» Records for this task

**********

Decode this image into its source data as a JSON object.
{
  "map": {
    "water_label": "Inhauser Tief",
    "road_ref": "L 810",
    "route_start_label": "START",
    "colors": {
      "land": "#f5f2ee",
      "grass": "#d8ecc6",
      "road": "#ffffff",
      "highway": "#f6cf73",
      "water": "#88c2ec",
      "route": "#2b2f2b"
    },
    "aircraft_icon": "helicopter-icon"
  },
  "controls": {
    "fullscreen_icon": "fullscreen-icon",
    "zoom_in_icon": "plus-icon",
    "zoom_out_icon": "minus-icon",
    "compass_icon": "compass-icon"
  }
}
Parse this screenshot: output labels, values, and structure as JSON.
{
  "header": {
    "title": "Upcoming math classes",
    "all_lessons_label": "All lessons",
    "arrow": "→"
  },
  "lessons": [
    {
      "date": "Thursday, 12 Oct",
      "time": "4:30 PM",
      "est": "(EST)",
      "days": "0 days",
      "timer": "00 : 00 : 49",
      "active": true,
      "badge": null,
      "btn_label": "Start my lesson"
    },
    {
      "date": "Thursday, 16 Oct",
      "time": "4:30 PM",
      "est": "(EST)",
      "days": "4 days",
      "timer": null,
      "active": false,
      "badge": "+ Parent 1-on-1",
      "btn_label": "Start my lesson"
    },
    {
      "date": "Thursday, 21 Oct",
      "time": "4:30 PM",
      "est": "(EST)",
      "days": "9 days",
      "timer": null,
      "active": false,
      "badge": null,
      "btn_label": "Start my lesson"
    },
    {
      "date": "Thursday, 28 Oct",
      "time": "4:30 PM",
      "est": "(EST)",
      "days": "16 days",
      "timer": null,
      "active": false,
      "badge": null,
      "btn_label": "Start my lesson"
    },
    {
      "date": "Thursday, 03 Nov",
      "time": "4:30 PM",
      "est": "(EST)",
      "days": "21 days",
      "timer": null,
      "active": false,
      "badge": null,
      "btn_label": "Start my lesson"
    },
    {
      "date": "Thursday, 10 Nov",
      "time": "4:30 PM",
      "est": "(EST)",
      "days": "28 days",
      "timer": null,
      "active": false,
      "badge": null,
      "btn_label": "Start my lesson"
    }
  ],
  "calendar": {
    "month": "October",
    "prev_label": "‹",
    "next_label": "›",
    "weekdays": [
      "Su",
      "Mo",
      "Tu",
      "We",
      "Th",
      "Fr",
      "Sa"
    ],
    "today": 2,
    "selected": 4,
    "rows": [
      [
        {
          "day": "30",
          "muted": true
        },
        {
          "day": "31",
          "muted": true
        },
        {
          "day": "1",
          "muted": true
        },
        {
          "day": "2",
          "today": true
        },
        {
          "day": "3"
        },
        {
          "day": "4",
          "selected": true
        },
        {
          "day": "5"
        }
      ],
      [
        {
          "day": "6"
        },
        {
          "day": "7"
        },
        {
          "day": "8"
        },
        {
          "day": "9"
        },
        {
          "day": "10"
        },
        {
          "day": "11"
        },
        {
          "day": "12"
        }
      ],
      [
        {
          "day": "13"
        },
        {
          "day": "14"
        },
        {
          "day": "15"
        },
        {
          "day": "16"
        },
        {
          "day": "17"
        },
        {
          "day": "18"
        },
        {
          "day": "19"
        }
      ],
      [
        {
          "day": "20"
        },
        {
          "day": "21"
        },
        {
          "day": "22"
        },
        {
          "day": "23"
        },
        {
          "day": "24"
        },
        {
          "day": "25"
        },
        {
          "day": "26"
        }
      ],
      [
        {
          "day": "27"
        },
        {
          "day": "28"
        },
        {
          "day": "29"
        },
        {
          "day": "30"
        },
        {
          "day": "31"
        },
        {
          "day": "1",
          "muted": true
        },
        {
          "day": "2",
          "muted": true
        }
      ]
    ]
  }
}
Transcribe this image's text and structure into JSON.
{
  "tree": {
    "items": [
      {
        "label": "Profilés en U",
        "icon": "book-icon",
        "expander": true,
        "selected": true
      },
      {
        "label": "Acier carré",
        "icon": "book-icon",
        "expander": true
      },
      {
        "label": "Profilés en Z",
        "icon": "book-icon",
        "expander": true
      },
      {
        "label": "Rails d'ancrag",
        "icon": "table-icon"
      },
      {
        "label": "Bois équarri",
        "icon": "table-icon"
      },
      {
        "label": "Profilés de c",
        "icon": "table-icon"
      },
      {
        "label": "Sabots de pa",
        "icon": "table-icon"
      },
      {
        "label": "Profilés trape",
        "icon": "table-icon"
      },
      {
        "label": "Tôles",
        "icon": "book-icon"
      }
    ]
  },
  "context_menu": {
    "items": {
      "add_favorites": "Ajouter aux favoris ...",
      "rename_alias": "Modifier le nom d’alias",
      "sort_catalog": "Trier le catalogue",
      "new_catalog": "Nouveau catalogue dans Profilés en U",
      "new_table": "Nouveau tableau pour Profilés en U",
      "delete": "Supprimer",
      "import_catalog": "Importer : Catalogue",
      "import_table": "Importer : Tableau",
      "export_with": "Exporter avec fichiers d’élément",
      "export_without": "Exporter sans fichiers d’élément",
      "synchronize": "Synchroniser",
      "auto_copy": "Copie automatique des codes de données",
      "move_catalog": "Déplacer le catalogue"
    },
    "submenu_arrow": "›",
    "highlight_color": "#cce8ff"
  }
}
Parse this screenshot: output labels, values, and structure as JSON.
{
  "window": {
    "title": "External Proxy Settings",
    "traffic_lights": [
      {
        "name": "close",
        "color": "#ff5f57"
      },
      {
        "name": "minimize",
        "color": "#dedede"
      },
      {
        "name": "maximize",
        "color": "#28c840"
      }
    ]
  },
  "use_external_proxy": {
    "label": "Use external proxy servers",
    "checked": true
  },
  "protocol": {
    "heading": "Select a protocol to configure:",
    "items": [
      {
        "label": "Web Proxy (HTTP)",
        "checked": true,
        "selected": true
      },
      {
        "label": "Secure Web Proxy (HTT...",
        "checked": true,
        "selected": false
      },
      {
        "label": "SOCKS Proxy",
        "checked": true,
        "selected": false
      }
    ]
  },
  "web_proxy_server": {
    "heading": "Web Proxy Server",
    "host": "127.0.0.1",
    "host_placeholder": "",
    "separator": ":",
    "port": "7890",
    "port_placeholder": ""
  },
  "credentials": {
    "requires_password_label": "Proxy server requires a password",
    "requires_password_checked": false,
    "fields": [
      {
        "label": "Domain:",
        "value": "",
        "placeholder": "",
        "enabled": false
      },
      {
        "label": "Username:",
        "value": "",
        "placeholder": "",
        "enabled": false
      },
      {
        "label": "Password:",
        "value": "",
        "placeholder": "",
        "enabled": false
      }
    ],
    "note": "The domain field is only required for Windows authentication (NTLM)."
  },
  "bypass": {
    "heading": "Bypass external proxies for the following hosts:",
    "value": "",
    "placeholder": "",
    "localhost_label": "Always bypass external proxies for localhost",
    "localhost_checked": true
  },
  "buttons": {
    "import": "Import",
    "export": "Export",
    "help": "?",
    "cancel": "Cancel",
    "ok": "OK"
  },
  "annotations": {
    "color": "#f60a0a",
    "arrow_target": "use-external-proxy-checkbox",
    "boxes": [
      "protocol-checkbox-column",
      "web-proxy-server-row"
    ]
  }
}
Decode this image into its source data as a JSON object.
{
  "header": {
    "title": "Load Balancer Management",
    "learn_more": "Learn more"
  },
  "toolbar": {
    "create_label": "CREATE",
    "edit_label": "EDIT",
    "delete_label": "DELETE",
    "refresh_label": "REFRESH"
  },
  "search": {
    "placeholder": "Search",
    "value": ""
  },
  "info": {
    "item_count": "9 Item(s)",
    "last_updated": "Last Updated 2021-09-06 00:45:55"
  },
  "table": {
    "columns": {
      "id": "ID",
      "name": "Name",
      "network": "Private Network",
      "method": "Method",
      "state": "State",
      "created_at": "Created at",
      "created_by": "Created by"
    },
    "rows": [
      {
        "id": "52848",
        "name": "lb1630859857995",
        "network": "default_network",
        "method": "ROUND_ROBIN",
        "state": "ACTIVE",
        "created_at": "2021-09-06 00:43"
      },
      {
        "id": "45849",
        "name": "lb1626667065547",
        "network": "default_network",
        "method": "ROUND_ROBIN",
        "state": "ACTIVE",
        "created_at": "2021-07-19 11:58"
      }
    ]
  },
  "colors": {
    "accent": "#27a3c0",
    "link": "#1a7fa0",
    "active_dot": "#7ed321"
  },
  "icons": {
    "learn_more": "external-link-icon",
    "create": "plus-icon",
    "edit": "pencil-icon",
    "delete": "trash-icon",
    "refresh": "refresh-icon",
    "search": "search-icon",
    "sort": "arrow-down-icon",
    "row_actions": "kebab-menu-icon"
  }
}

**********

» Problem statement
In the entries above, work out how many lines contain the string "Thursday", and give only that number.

» Response box
6